TASK DETAILS:
How many lines in the records below contain the word "Reasoning"? Reply with the number alone.

** DATASET ENTRIES follows **

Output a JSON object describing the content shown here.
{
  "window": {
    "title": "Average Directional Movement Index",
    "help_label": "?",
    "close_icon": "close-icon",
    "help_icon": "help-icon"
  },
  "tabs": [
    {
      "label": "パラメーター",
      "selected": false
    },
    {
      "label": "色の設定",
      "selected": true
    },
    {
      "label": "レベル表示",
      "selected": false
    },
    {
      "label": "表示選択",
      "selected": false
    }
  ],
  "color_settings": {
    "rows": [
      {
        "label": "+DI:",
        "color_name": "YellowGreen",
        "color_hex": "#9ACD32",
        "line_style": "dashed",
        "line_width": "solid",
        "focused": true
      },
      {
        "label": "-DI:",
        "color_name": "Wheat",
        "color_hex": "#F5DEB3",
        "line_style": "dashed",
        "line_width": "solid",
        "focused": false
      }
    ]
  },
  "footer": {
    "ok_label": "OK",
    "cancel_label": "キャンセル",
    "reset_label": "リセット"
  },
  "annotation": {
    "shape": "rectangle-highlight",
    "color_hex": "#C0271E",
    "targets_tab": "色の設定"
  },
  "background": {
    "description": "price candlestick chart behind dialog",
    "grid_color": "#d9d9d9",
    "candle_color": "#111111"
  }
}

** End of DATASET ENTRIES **
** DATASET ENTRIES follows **

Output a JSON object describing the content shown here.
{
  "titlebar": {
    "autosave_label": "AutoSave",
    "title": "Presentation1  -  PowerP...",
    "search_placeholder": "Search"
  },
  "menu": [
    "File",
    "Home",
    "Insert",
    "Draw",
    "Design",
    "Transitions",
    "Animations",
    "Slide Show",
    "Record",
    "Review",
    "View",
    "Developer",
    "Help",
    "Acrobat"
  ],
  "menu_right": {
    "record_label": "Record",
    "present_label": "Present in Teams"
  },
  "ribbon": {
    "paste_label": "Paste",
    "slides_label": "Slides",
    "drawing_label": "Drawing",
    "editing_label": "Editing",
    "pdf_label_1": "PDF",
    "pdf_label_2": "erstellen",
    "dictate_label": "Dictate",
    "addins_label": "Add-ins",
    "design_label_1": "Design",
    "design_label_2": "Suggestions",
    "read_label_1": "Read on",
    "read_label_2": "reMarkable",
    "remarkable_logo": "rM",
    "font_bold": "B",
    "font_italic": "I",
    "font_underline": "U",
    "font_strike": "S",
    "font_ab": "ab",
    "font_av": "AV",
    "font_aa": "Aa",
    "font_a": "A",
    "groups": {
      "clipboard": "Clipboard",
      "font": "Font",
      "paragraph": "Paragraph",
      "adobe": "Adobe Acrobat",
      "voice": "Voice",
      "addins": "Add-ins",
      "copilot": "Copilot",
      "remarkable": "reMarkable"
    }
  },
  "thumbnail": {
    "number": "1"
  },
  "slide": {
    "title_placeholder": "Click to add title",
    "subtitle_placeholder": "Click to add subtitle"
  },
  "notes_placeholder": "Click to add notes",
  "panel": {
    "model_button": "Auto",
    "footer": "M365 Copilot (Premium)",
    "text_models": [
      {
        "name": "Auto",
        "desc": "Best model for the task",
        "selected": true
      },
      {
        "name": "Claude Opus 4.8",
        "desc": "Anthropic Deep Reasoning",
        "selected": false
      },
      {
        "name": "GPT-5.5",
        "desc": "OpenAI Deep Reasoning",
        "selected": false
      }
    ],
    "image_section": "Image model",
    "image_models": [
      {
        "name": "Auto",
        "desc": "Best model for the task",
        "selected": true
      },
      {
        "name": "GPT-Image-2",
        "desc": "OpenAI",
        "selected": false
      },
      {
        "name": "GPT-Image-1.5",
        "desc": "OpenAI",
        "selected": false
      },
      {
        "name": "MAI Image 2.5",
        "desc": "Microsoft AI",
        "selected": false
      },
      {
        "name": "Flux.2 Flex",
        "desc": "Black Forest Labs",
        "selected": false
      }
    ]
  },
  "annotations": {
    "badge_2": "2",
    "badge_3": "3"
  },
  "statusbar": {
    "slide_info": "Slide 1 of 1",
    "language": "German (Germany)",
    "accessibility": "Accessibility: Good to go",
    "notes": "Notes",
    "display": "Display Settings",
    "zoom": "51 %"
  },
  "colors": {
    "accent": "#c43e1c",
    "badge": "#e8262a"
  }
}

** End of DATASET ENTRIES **

WRITTEN SOLUTION:
2